Acceleration! That’s the byword in today’s RIA marketplace, where the trend for large ‘consolidator’ firms to ‘roll up’ smaller RIA firms is rapidly picking up speed. That’s in contrast to a few years ago, when the financial downturn forced roll-up firms to slow down their activities and make fewer deals.
Why the change? First off, many RIA holding companies (rollups) are now flush with funds from large private equity firms, so the market is once again in acquisition mode. Secondly, with the rise of Gen X and Gen Y investors, who expect heightened levels of client service, many smaller RIA firms are seeking ways to upgrade their service offerings by rolling up into larger entities. And thirdly, regulatory changes such as Dodd-Frank are forcing these smaller RIA firms to reassess their abilities to meet compliance regulations on their own, and seek strategic partnerships or roll-up opportunities that mitigate the cost and risk.
The Consolidators’ Dilemmas
When an aggressive RIA holding company brings smaller firms into the fold—and gains mass as a consolidator of multiple firms—it is forced to contend with several key questions:
Does it try to impose some level of uniformity on the disparate firms it now possesses? How does it maximize efficiencies and economies across these entities?
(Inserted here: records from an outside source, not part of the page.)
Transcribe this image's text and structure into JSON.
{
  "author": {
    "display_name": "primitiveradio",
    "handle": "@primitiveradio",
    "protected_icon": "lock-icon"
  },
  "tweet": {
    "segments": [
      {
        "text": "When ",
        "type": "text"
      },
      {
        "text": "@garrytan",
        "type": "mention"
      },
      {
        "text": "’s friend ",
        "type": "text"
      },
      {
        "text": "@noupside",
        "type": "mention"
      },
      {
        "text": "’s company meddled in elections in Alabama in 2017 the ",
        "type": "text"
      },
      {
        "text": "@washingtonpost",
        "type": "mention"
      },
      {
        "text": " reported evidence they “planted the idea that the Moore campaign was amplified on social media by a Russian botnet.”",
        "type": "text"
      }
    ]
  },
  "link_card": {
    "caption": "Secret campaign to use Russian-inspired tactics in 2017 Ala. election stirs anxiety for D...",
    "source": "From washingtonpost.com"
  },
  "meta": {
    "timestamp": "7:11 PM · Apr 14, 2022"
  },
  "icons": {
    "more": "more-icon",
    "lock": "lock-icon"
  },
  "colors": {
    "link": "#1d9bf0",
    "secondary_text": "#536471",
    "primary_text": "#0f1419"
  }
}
How does it ensure that the clients of its rolled-up firms continue to be satisfied in the face of change, and that client retention remains high? And of course, how does it leverage these client relationships to increase revenue and profits?
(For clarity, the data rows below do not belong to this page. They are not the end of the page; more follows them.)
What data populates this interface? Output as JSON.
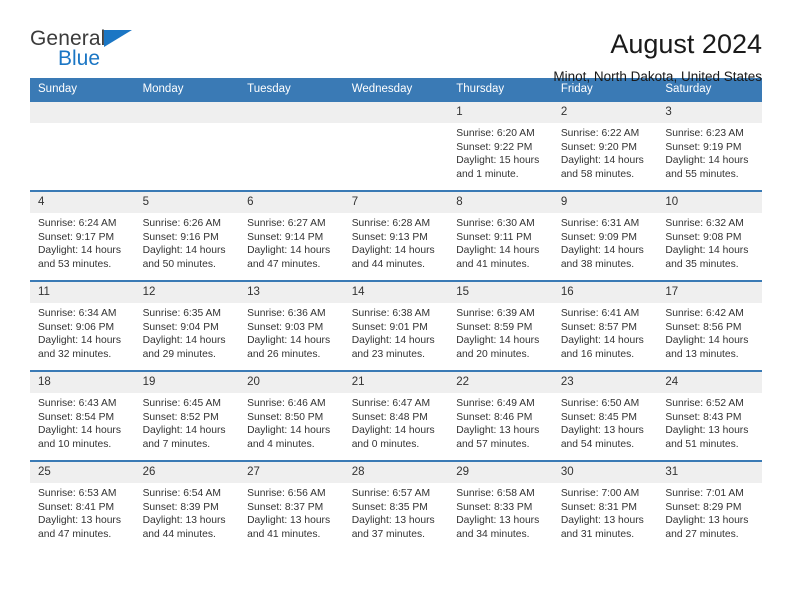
{
  "brand": {
    "name_part1": "General",
    "name_part2": "Blue",
    "accent_color": "#1b76c4"
  },
  "header": {
    "title": "August 2024",
    "subtitle": "Minot, North Dakota, United States"
  },
  "calendar": {
    "header_bg": "#3a7ab5",
    "daynum_bg": "#efefef",
    "weekdays": [
      "Sunday",
      "Monday",
      "Tuesday",
      "Wednesday",
      "Thursday",
      "Friday",
      "Saturday"
    ],
    "labels": {
      "sunrise": "Sunrise:",
      "sunset": "Sunset:",
      "daylight": "Daylight:"
    },
    "weeks": [
      [
        {
          "day": ""
        },
        {
          "day": ""
        },
        {
          "day": ""
        },
        {
          "day": ""
        },
        {
          "day": "1",
          "sunrise": "Sunrise: 6:20 AM",
          "sunset": "Sunset: 9:22 PM",
          "daylight_line1": "Daylight: 15 hours",
          "daylight_line2": "and 1 minute."
        },
        {
          "day": "2",
          "sunrise": "Sunrise: 6:22 AM",
          "sunset": "Sunset: 9:20 PM",
          "daylight_line1": "Daylight: 14 hours",
          "daylight_line2": "and 58 minutes."
        },
        {
          "day": "3",
          "sunrise": "Sunrise: 6:23 AM",
          "sunset": "Sunset: 9:19 PM",
          "daylight_line1": "Daylight: 14 hours",
          "daylight_line2": "and 55 minutes."
        }
      ],
      [
        {
          "day": "4",
          "sunrise": "Sunrise: 6:24 AM",
          "sunset": "Sunset: 9:17 PM",
          "daylight_line1": "Daylight: 14 hours",
          "daylight_line2": "and 53 minutes."
        },
        {
          "day": "5",
          "sunrise": "Sunrise: 6:26 AM",
          "sunset": "Sunset: 9:16 PM",
          "daylight_line1": "Daylight: 14 hours",
          "daylight_line2": "and 50 minutes."
        },
        {
          "day": "6",
          "sunrise": "Sunrise: 6:27 AM",
          "sunset": "Sunset: 9:14 PM",
          "daylight_line1": "Daylight: 14 hours",
          "daylight_line2": "and 47 minutes."
        },
        {
          "day": "7",
          "sunrise": "Sunrise: 6:28 AM",
          "sunset": "Sunset: 9:13 PM",
          "daylight_line1": "Daylight: 14 hours",
          "daylight_line2": "and 44 minutes."
        },
        {
          "day": "8",
          "sunrise": "Sunrise: 6:30 AM",
          "sunset": "Sunset: 9:11 PM",
          "daylight_line1": "Daylight: 14 hours",
          "daylight_line2": "and 41 minutes."
        },
        {
          "day": "9",
          "sunrise": "Sunrise: 6:31 AM",
          "sunset": "Sunset: 9:09 PM",
          "daylight_line1": "Daylight: 14 hours",
          "daylight_line2": "and 38 minutes."
        },
        {
          "day": "10",
          "sunrise": "Sunrise: 6:32 AM",
          "sunset": "Sunset: 9:08 PM",
          "daylight_line1": "Daylight: 14 hours",
          "daylight_line2": "and 35 minutes."
        }
      ],
      [
        {
          "day": "11",
          "sunrise": "Sunrise: 6:34 AM",
          "sunset": "Sunset: 9:06 PM",
          "daylight_line1": "Daylight: 14 hours",
          "daylight_line2": "and 32 minutes."
        },
        {
          "day": "12",
          "sunrise": "Sunrise: 6:35 AM",
          "sunset": "Sunset: 9:04 PM",
          "daylight_line1": "Daylight: 14 hours",
          "daylight_line2": "and 29 minutes."
        },
        {
          "day": "13",
          "sunrise": "Sunrise: 6:36 AM",
          "sunset": "Sunset: 9:03 PM",
          "daylight_line1": "Daylight: 14 hours",
          "daylight_line2": "and 26 minutes."
        },
        {
          "day": "14",
          "sunrise": "Sunrise: 6:38 AM",
          "sunset": "Sunset: 9:01 PM",
          "daylight_line1": "Daylight: 14 hours",
          "daylight_line2": "and 23 minutes."
        },
        {
          "day": "15",
          "sunrise": "Sunrise: 6:39 AM",
          "sunset": "Sunset: 8:59 PM",
          "daylight_line1": "Daylight: 14 hours",
          "daylight_line2": "and 20 minutes."
        },
        {
          "day": "16",
          "sunrise": "Sunrise: 6:41 AM",
          "sunset": "Sunset: 8:57 PM",
          "daylight_line1": "Daylight: 14 hours",
          "daylight_line2": "and 16 minutes."
        },
        {
          "day": "17",
          "sunrise": "Sunrise: 6:42 AM",
          "sunset": "Sunset: 8:56 PM",
          "daylight_line1": "Daylight: 14 hours",
          "daylight_line2": "and 13 minutes."
        }
      ],
      [
        {
          "day": "18",
          "sunrise": "Sunrise: 6:43 AM",
          "sunset": "Sunset: 8:54 PM",
          "daylight_line1": "Daylight: 14 hours",
          "daylight_line2": "and 10 minutes."
        },
        {
          "day": "19",
          "sunrise": "Sunrise: 6:45 AM",
          "sunset": "Sunset: 8:52 PM",
          "daylight_line1": "Daylight: 14 hours",
          "daylight_line2": "and 7 minutes."
        },
        {
          "day": "20",
          "sunrise": "Sunrise: 6:46 AM",
          "sunset": "Sunset: 8:50 PM",
          "daylight_line1": "Daylight: 14 hours",
          "daylight_line2": "and 4 minutes."
        },
        {
          "day": "21",
          "sunrise": "Sunrise: 6:47 AM",
          "sunset": "Sunset: 8:48 PM",
          "daylight_line1": "Daylight: 14 hours",
          "daylight_line2": "and 0 minutes."
        },
        {
          "day": "22",
          "sunrise": "Sunrise: 6:49 AM",
          "sunset": "Sunset: 8:46 PM",
          "daylight_line1": "Daylight: 13 hours",
          "daylight_line2": "and 57 minutes."
        },
        {
          "day": "23",
          "sunrise": "Sunrise: 6:50 AM",
          "sunset": "Sunset: 8:45 PM",
          "daylight_line1": "Daylight: 13 hours",
          "daylight_line2": "and 54 minutes."
        },
        {
          "day": "24",
          "sunrise": "Sunrise: 6:52 AM",
          "sunset": "Sunset: 8:43 PM",
          "daylight_line1": "Daylight: 13 hours",
          "daylight_line2": "and 51 minutes."
        }
      ],
      [
        {
          "day": "25",
          "sunrise": "Sunrise: 6:53 AM",
          "sunset": "Sunset: 8:41 PM",
          "daylight_line1": "Daylight: 13 hours",
          "daylight_line2": "and 47 minutes."
        },
        {
          "day": "26",
          "sunrise": "Sunrise: 6:54 AM",
          "sunset": "Sunset: 8:39 PM",
          "daylight_line1": "Daylight: 13 hours",
          "daylight_line2": "and 44 minutes."
        },
        {
          "day": "27",
          "sunrise": "Sunrise: 6:56 AM",
          "sunset": "Sunset: 8:37 PM",
          "daylight_line1": "Daylight: 13 hours",
          "daylight_line2": "and 41 minutes."
        },
        {
          "day": "28",
          "sunrise": "Sunrise: 6:57 AM",
          "sunset": "Sunset: 8:35 PM",
          "daylight_line1": "Daylight: 13 hours",
          "daylight_line2": "and 37 minutes."
        },
        {
          "day": "29",
          "sunrise": "Sunrise: 6:58 AM",
          "sunset": "Sunset: 8:33 PM",
          "daylight_line1": "Daylight: 13 hours",
          "daylight_line2": "and 34 minutes."
        },
        {
          "day": "30",
          "sunrise": "Sunrise: 7:00 AM",
          "sunset": "Sunset: 8:31 PM",
          "daylight_line1": "Daylight: 13 hours",
          "daylight_line2": "and 31 minutes."
        },
        {
          "day": "31",
          "sunrise": "Sunrise: 7:01 AM",
          "sunset": "Sunset: 8:29 PM",
          "daylight_line1": "Daylight: 13 hours",
          "daylight_line2": "and 27 minutes."
        }
      ]
    ]
  }
}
The success of the holding company depends on how well it answers these questions. For example, if a holding company consists of 20 acquired RIA firms, and they’re each still using their own internal systems (including 10 different portfolio management systems, for example), it isn’t possible to simply flip a switch and suddenly consolidate them all into a single streamlined operation. Rather, the holding company needs to find and implement solutions that will work over time—whether this involves making adjustments to the respective corporate cultures, adopting new technologies, or launching concerted “silo busting” initiatives. Right now, let’s focus on new technology, with a specific look at how it relates to the lifeblood of any firm’s business: its data.
Dealing With the ‘Data Disconnect’